Task item = Among the entries below, find each line holding "Tools" and return it.

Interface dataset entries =
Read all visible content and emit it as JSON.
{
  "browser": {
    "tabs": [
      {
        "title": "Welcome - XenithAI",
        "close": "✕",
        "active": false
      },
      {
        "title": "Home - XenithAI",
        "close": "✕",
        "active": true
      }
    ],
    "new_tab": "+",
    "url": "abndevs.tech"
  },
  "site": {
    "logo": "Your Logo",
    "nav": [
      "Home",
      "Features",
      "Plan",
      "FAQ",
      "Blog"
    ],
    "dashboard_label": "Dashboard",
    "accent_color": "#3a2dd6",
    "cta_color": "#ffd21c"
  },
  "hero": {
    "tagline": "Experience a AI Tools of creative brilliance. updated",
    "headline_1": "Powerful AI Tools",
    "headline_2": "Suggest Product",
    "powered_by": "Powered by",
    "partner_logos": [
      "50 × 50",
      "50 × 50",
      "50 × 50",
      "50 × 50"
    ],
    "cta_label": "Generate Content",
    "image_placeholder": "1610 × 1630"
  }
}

Solved problem =
    "tagline": "Experience a AI Tools of creative brilliance. updated",
    "headline_1": "Powerful AI Tools",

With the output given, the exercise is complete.